Do you like Statue's with Horse's, I do!
Located infront of the Theatre, "Carlo Felice" in Piazza de Ferrari, is a nice monument of Garibaldi on his Horse.
Garibaldi is known as an "Italian National Hero," with monuments in his memory found in many countries around the World. He was very popular with the people and has the credit of making unification of Italy come true. He died in 1882, and since his death, five Italian Navy ships have been named after him.
This palace was started to be built in 1591 - but it burned down and was rebuilt again in 1778 and got a fassade of that time.
Today Palazzo Ducale is used as a multi-cultural centre with plenty of changing exhibitions, flea-markets etc.
You may walk freely into the hall and will see these great courts with plenty of columns. You may take up the lift and in the last floor you will even find a nice restaurant.
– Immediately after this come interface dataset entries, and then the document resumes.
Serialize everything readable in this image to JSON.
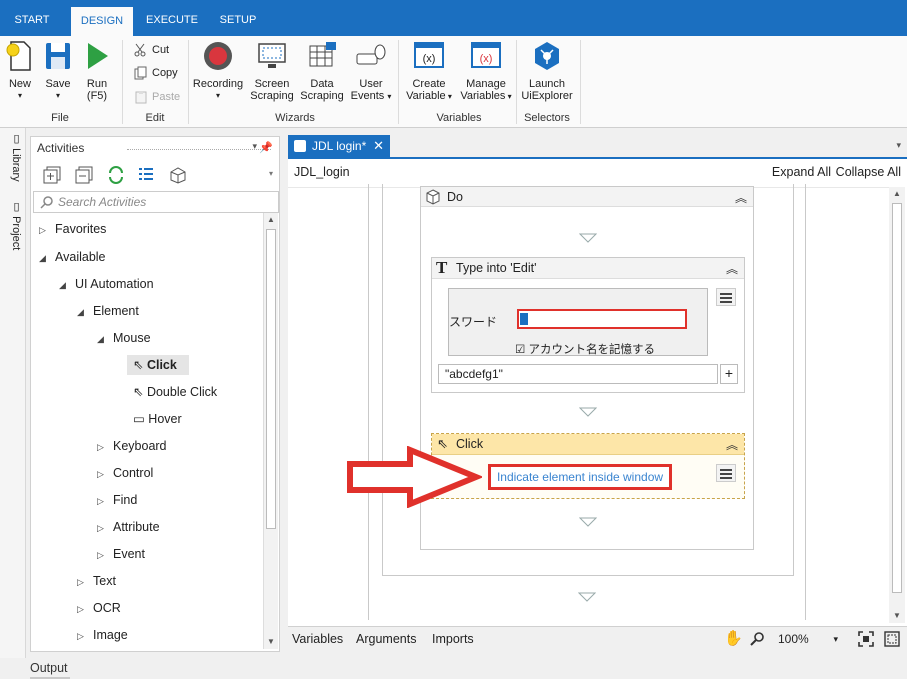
{
  "menu": {
    "tabs": [
      "START",
      "DESIGN",
      "EXECUTE",
      "SETUP"
    ],
    "active": "DESIGN"
  },
  "ribbon": {
    "file": {
      "new": "New",
      "save": "Save",
      "run": "Run",
      "run_key": "(F5)",
      "group": "File"
    },
    "edit": {
      "cut": "Cut",
      "copy": "Copy",
      "paste": "Paste",
      "group": "Edit"
    },
    "wizards": {
      "recording": "Recording",
      "screen_scraping_1": "Screen",
      "screen_scraping_2": "Scraping",
      "data_scraping_1": "Data",
      "data_scraping_2": "Scraping",
      "user_events_1": "User",
      "user_events_2": "Events",
      "group": "Wizards"
    },
    "variables": {
      "create_1": "Create",
      "create_2": "Variable",
      "manage_1": "Manage",
      "manage_2": "Variables",
      "group": "Variables"
    },
    "selectors": {
      "launch_1": "Launch",
      "launch_2": "UiExplorer",
      "group": "Selectors"
    },
    "colors": {
      "accent": "#1b6fc0",
      "run_green": "#2ea043",
      "record_red": "#d9363e"
    }
  },
  "sidebar": {
    "library": "Library",
    "project": "Project"
  },
  "activities": {
    "title": "Activities",
    "search_placeholder": "Search Activities",
    "tree": {
      "favorites": "Favorites",
      "available": "Available",
      "ui_automation": "UI Automation",
      "element": "Element",
      "mouse": "Mouse",
      "click": "Click",
      "double_click": "Double Click",
      "hover": "Hover",
      "keyboard": "Keyboard",
      "control": "Control",
      "find": "Find",
      "attribute": "Attribute",
      "event": "Event",
      "text": "Text",
      "ocr": "OCR",
      "image": "Image"
    }
  },
  "designer": {
    "tab_title": "JDL login*",
    "breadcrumb": "JDL_login",
    "expand_all": "Expand All",
    "collapse_all": "Collapse All",
    "do_label": "Do",
    "type_into": {
      "title": "Type into 'Edit'",
      "screenshot_label": "スワード",
      "screenshot_checkbox": "アカウント名を記憶する",
      "text_value": "\"abcdefg1\""
    },
    "click": {
      "title": "Click",
      "indicate_link": "Indicate element inside window"
    }
  },
  "bottom": {
    "variables": "Variables",
    "arguments": "Arguments",
    "imports": "Imports",
    "zoom": "100%"
  },
  "output": {
    "label": "Output"
  }
}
Don't miss Palazzo Ducale, it is really a great place to go !!
Do not be afraid to climb up to the different floors.There is a ticket-office on the groundfloor, selling the tickets for the art-exhibition inside a very small part of the Palazzo. But all of the rest of Palazzo Ducale may be visited freely and without restrictions during the day, including a great restaurant on top of the building, and you will even have a lift taking you up there to the 4th floor.
Look at this great work of art that was used to knock on the doors of Palazzo Ducale.These doors are really huge and about 6-8 meters high...
...and when you look up on top of these huge doors, you will also see another handle for the door in a hight of more than 6 meters...(Was that for the giants, or is it just a funny idea by the architects ??)
My last 3 pictures show also the interesting interior of this old palazzo !
This fountain in the middle was built in the 19th century. I like the fountain very much and went three rounds for the fun of it. Walking around the area, you can find interesting shops and buildings. There are many bus services coming to Piazza Ferrari.
Palazzo Ducalo was first built in 1339. After centuries of expansion and changes with 1992 restoration, it became a venue for exhibitions. I saw an exhibition of artworks by children. Smiles gleamed as innocence was vividly shown on each art piece. With Italy celebrating its 60th independence(in 2006), there will be more exhibitions here. A flashing display of Italy's Arts and Culture filled Genoa when I was there. I think this year will be one of the better years to visit Italy.